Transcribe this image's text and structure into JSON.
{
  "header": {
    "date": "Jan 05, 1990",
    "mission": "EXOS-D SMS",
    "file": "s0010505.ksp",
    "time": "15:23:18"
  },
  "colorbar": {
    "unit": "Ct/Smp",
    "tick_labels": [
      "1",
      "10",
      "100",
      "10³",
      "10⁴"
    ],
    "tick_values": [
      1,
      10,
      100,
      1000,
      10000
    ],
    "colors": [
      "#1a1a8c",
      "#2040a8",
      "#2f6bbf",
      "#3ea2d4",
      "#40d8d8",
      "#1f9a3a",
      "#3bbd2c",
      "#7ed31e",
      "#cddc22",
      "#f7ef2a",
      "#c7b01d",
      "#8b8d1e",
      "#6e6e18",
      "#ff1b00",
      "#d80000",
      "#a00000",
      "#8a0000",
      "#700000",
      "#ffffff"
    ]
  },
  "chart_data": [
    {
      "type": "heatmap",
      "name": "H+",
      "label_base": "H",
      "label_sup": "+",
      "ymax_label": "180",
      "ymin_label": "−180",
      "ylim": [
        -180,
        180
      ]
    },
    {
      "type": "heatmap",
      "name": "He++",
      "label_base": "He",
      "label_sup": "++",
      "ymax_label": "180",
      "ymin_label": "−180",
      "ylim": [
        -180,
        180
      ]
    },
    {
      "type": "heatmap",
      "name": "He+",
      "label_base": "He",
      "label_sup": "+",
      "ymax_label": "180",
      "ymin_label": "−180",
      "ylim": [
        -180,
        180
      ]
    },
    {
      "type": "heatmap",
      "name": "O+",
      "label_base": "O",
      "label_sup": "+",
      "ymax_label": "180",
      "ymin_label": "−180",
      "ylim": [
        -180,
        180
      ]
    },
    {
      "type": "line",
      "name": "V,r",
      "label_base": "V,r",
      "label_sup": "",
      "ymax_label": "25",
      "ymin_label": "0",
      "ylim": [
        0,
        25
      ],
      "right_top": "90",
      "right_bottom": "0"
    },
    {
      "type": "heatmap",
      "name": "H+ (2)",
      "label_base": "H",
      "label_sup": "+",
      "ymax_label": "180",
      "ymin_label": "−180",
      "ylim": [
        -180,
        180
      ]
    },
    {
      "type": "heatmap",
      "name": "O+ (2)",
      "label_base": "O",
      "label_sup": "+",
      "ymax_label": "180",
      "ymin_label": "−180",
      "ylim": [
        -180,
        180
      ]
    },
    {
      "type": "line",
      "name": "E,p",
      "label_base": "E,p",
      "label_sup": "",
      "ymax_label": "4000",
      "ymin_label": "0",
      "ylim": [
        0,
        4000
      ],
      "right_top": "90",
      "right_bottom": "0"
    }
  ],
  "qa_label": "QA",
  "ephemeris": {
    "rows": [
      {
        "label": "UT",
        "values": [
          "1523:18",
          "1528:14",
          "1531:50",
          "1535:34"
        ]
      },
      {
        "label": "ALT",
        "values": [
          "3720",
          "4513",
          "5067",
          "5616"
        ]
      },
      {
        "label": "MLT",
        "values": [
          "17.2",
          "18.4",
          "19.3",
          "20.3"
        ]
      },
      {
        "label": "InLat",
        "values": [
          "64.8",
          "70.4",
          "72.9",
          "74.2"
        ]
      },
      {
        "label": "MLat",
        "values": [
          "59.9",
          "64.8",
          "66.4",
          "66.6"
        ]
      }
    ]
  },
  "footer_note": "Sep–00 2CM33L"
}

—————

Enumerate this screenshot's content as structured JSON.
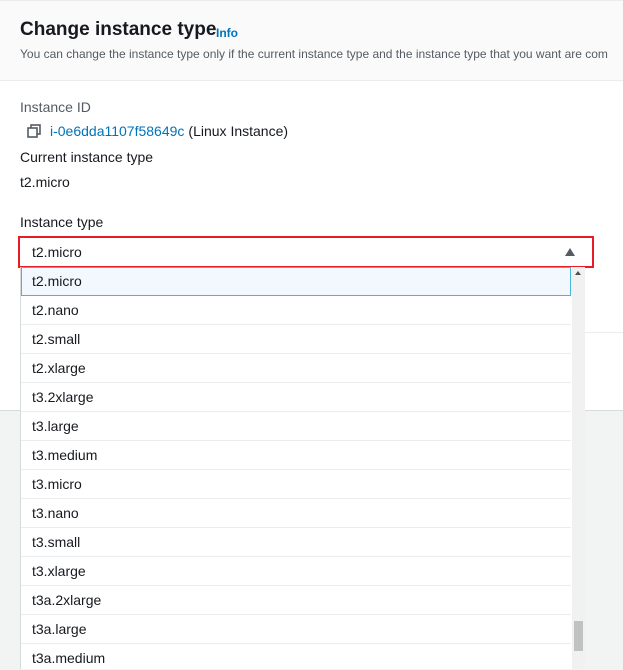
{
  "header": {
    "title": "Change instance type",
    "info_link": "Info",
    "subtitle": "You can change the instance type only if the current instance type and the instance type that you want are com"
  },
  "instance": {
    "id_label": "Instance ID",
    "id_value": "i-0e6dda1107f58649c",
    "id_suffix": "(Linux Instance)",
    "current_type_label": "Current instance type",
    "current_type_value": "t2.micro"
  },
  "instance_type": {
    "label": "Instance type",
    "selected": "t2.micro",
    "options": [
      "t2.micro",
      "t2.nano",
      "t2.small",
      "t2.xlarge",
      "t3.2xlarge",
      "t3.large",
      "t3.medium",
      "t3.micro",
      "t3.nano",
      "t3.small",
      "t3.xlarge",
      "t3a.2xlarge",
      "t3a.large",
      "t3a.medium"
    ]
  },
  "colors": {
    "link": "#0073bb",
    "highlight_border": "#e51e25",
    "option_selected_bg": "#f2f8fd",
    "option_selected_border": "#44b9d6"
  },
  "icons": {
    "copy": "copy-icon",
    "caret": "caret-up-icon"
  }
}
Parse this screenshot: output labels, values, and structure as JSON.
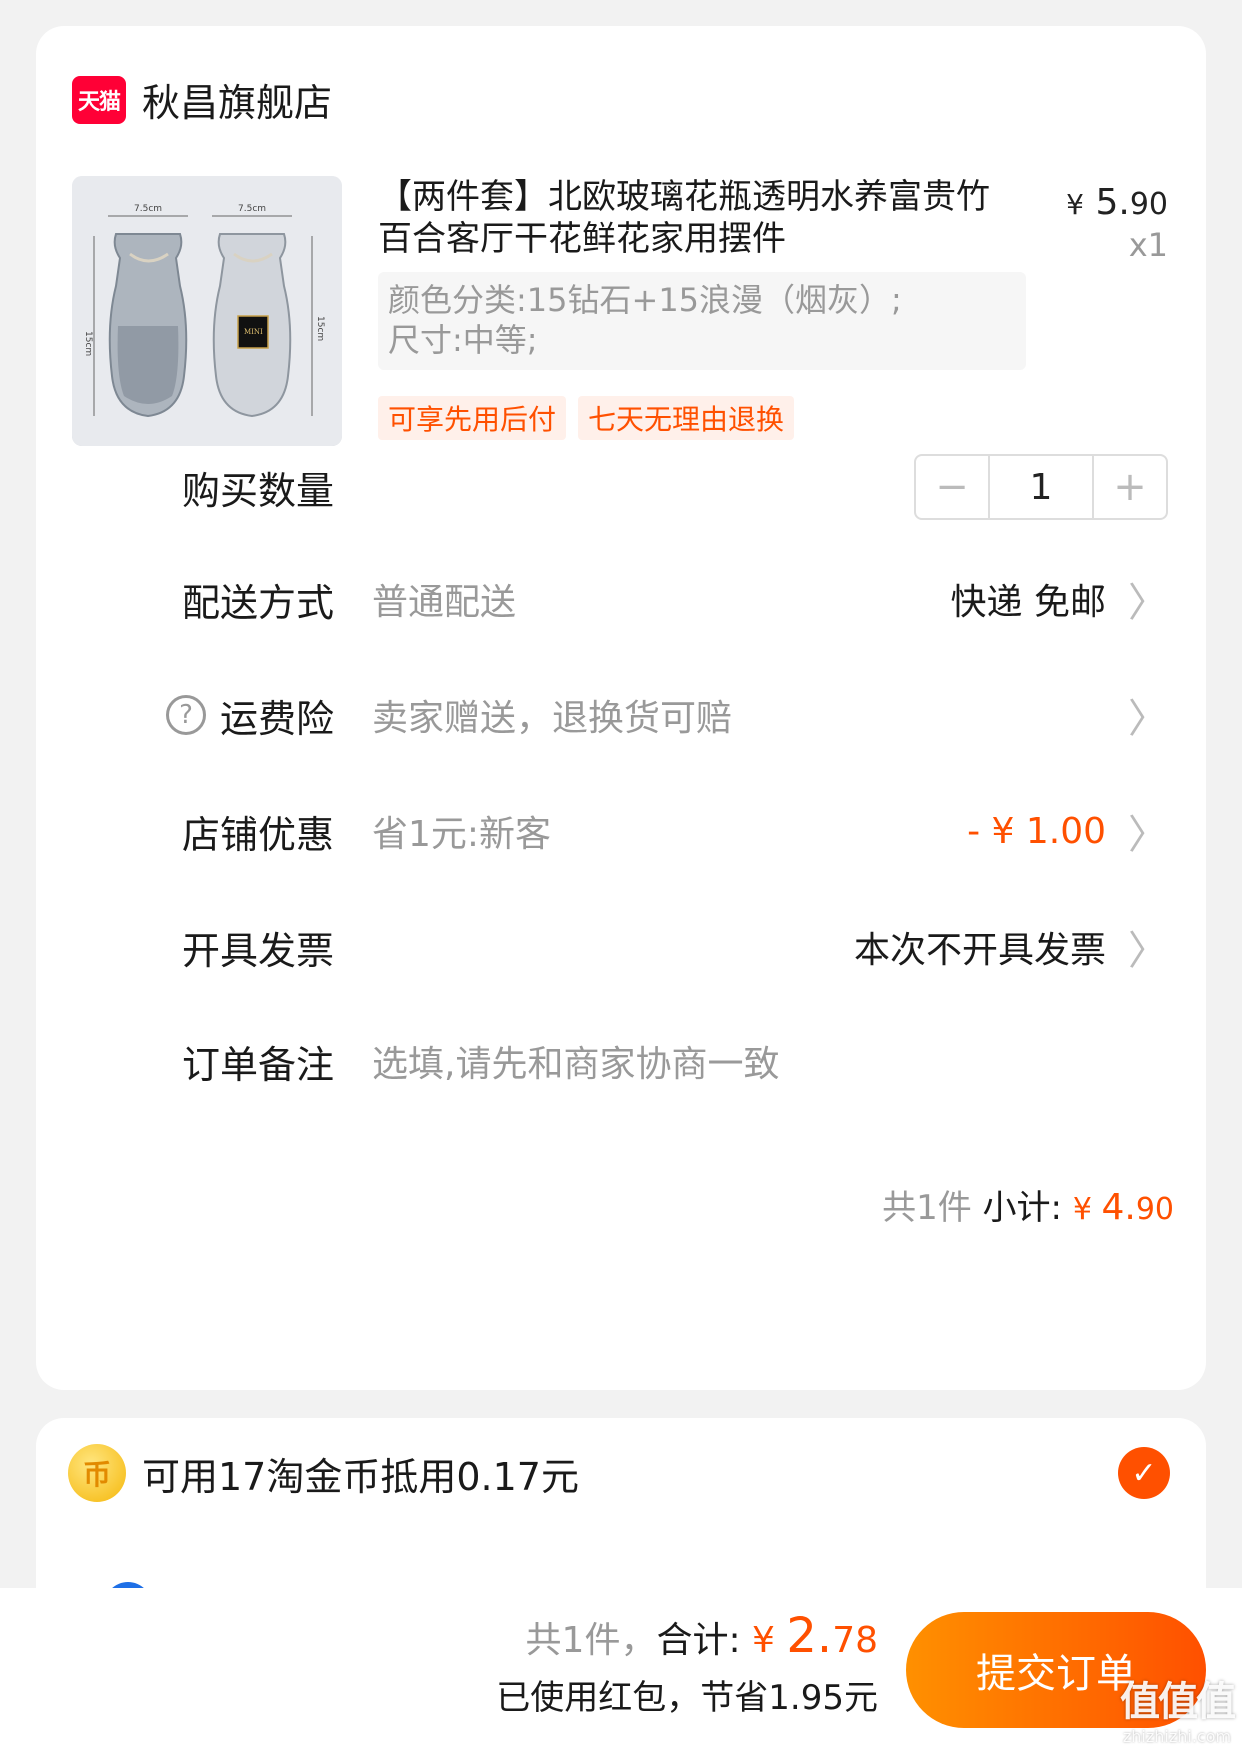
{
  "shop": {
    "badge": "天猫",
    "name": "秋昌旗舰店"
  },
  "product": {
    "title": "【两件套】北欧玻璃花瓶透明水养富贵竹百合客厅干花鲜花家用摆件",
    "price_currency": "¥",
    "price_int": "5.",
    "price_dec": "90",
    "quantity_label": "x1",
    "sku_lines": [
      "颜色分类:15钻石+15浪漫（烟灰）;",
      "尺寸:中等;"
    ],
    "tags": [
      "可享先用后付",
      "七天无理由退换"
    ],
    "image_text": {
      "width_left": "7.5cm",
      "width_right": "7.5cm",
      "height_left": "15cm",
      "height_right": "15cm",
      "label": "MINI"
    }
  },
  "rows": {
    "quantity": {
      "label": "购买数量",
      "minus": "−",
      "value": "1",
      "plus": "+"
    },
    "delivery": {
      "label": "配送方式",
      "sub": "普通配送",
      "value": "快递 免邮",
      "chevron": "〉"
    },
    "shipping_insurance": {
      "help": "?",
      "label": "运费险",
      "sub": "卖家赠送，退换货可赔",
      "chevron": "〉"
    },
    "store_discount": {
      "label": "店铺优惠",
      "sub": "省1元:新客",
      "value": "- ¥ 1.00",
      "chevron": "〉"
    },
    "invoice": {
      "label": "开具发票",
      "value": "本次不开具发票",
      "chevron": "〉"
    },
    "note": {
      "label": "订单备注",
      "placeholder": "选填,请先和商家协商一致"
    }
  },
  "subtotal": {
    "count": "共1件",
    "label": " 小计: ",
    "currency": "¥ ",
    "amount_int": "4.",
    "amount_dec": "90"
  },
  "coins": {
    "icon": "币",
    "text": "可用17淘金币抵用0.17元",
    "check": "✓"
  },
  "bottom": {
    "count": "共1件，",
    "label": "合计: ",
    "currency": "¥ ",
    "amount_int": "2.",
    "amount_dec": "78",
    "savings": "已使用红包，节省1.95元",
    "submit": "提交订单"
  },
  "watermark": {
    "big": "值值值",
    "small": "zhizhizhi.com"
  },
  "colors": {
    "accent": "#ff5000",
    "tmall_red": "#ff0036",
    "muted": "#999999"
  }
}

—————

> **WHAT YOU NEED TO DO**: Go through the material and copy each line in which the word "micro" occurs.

> **SOLVED PROBLEM**:
    "current_type_value": "t2.micro"
    "selected": "t2.micro",
      "t2.micro",
      "t3.micro",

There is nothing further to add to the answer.